Let’s talk about unconscious bias in the hiring process.
There is plenty of talk about unconscious bias, the different types at play, and how to avoid it when making recruitment decisions. You may have heard of it but live in blissful denial that you are affected by it. In which case, I’d like to refer you back to the first word of its moniker.
In case you are unsure, and in a nutshell, unconscious bias sums up the decisions we may make about a person, based on first impressions or even just assumptions. There are arguments about how un/conscious these impressions, assumptions and decisions really are, but it’s safe to say that they are not premeditated or calculated.
There are many different types of unconscious bias, but the main ones that come into play in the workplace, and whilst recruiting, are the following:
Affinity bias is where you are drawn to a person for reasons of similarity. Or what I like to call “human nature”! However, when you are drawn to someone because you feel they will ‘fit in with the team’, or that they are a ‘match with the culture of the company’, you are essentially falling foul of affinity bias. It sounds harmless, positive even. But it is likely that you feel this way because that person shares a similar background, experiences or interests as you and/or the team. Harmless, but hardly great for diversification.
Confirmation bias is where we actively seek out, or give exaggerated credence to, evidence that supports our pre-existing beliefs or assumptions. We want to prove ourselves right, it protects our ego. Consider this for an example: a candidate is a little late for an interview, an unprecedented and unavoidable situation for this person, but we spend the rest of the interview looking for evidence that this candidate is disorganised or unreliable.
Attribution bias is the tendency to have a different rationale for our own behaviour or performance from the one we have for other’s. If we have presented ourselves poorly, we may justify or defend it with a whole range of reasons or excuses (“it was just this once because…”), but if someone else does, we’re more likely to assume the worst (“I bet they’re always like this…”).
The Halo and Horns Effects come in to play when we allow one perceived major-league strength, or one perceived critical weakness overrule everything else. That halo could be attending a highly respected university or the receipt of a certain award and allowing the light from that to blind us to this person’s other shortfalls. In contrast, the horns could be a previous employer that we do not regard highly, rendering us unable to see or consider the person’s qualities and actual suitability.
Now consider how these can combine for a killer combination… We make an assumption that the unfavourable previous employer (Horns) is because that was all this person was worth (Attribution). We then spend the interview subconsciously looking out for examples of how they might bring their next employer down to that level (Confirmation) and feeling concerned about their apparent disparities with this new employer’s culture (Affinity). This candidate now stands a snowball’s chance in hell of getting the job even though the only thing they’re “guilty of” is previously working for a company we don’t personally rate. Hell, they may well agree with us. They just found out the hard way by accepting a job with them!

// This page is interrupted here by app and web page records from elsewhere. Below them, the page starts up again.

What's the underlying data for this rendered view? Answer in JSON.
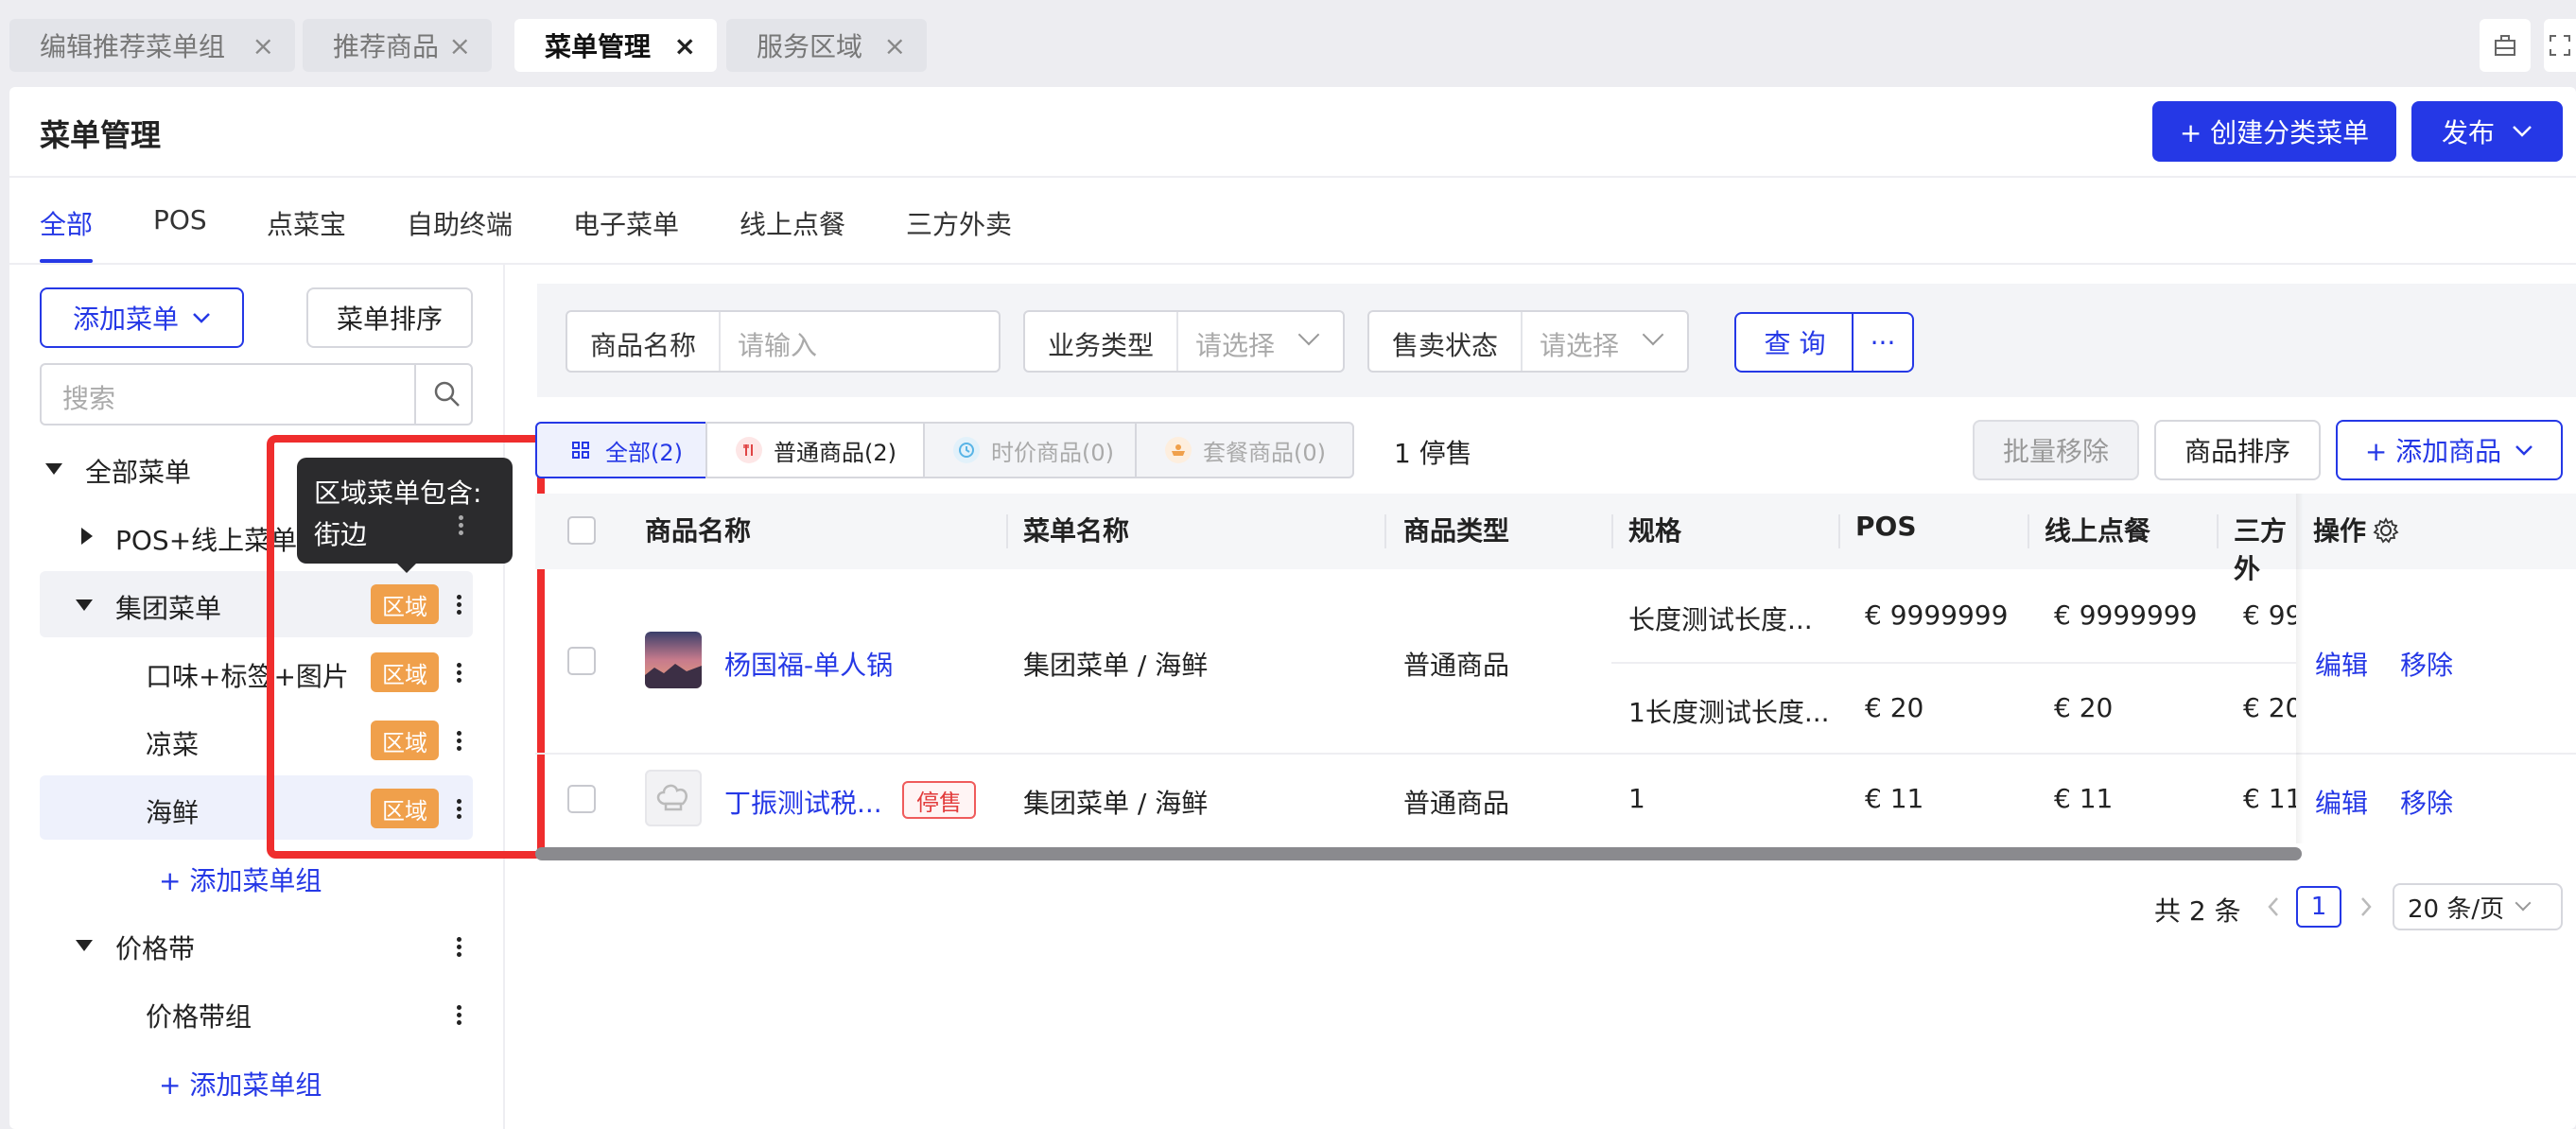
{
  "tabs": [
    {
      "label": "编辑推荐菜单组",
      "close": "×"
    },
    {
      "label": "推荐商品",
      "close": "×"
    },
    {
      "label": "菜单管理",
      "close": "×"
    },
    {
      "label": "服务区域",
      "close": "×"
    }
  ],
  "header": {
    "title": "菜单管理",
    "create_label": "+ 创建分类菜单",
    "publish_label": "发布"
  },
  "channels": [
    "全部",
    "POS",
    "点菜宝",
    "自助终端",
    "电子菜单",
    "线上点餐",
    "三方外卖"
  ],
  "sidebar": {
    "add_menu_label": "添加菜单",
    "sort_label": "菜单排序",
    "search_placeholder": "搜索",
    "tree": {
      "all_menus": "全部菜单",
      "pos_online": "POS+线上菜单",
      "group_menu": "集团菜单",
      "flavor": "口味+标签+图片",
      "cold": "凉菜",
      "seafood": "海鲜",
      "add_group_1": "+ 添加菜单组",
      "price_band": "价格带",
      "price_band_group": "价格带组",
      "add_group_2": "+ 添加菜单组"
    },
    "region_badge": "区域",
    "tooltip_line1": "区域菜单包含:",
    "tooltip_line2": "街边"
  },
  "filters": {
    "product_name_label": "商品名称",
    "product_name_placeholder": "请输入",
    "biz_type_label": "业务类型",
    "biz_type_placeholder": "请选择",
    "sale_status_label": "售卖状态",
    "sale_status_placeholder": "请选择",
    "query_label": "查 询",
    "more_label": "···"
  },
  "segments": [
    {
      "label": "全部(2)"
    },
    {
      "label": "普通商品(2)"
    },
    {
      "label": "时价商品(0)"
    },
    {
      "label": "套餐商品(0)"
    }
  ],
  "stopped_count": "1 停售",
  "actions": {
    "batch_remove": "批量移除",
    "product_sort": "商品排序",
    "add_product": "+ 添加商品"
  },
  "table": {
    "headers": [
      "商品名称",
      "菜单名称",
      "商品类型",
      "规格",
      "POS",
      "线上点餐",
      "三方外",
      "操作"
    ],
    "rows": [
      {
        "name": "杨国福-单人锅",
        "menu": "集团菜单 / 海鲜",
        "type": "普通商品",
        "specs": [
          {
            "spec": "长度测试长度...",
            "pos": "€  9999999",
            "online": "€  9999999",
            "third": "€  99"
          },
          {
            "spec": "1长度测试长度...",
            "pos": "€  20",
            "online": "€  20",
            "third": "€  20"
          }
        ],
        "edit": "编辑",
        "remove": "移除"
      },
      {
        "name": "丁振测试税...",
        "tag": "停售",
        "menu": "集团菜单 / 海鲜",
        "type": "普通商品",
        "specs": [
          {
            "spec": "1",
            "pos": "€  11",
            "online": "€  11",
            "third": "€  11"
          }
        ],
        "edit": "编辑",
        "remove": "移除"
      }
    ]
  },
  "pagination": {
    "total": "共 2 条",
    "current": "1",
    "page_size": "20 条/页"
  },
  "colors": {
    "primary": "#2538e6",
    "region_badge": "#f0a04b",
    "annotation_red": "#ef2d2d",
    "stop_red": "#e23c3c"
  }
}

Other unconscious biases need no explanation: gender bias, ageism, name bias, beauty bias, authority bias and even height bias are all very real things. And they shouldn’t be!
Don’t believe me? Malcolm Gladwell’s book “Blink” explains that, in the US, about 14.5% of men are 6 foot tall or over. But within the population of Fortune 500 company CEOs, that figure is precisely 4 times higher, at 58%.
So, how can we actively avoid letting our unconscious biases cloud our recruitment decisions?
To eliminate them completely is an order taller than a Fortune 500 CEO, but there are several things we can do to minimise them or their impact.
• Recruit blind. Remove identifying characteristics and details like names, e-mail addresses, age and gender from CVs before your hiring teams get their hands on them.
• Or go one step further, and remove CVs altogether. Another option is to set a bespoke test or assignment for all applicants and have them apply by completing that instead.
You can then shortlist for interview based purely on their performance within that task.
• Ensure you use a suitably sized and diverse panel for interviews.
• Actively take note of similarities you share with a candidate, so that you can consciously differentiate between them and the candidate’s skills, experiences or other attributes.
• Have pre-agreed, standardised and skills-based questions set and utilised at every interview. All interviews will contain conversations that are unique to that candidate’s background and story, but this structure should avoid too many impromptu questions that can result in unconscious bias taking hold.
• Make no assumptions. Question things that, at first glance or on first hearing, seem unfavourable. Get the full story before judging.
• Get your interviewing team to write down and submit their personal thoughts and opinions independently before any group discussions take place.
• If you are aware enough of one particular halo or horns moment on a CV or from an interview, disregard them for a while and consider how the other attributes stack up.
We spoke about unconscious bias on our recent Workplace 2.0 session on D&I with Dr Zara Nanu (Gapsquare) and Lyndsay and Lynsey from 50:50 Future. See what they had to say about anonymised CVs and their role in removing bias in the clip below…
For help removing unconscious bias and building a more inclusive and diverse workforce, check out 50:50 future. Click here.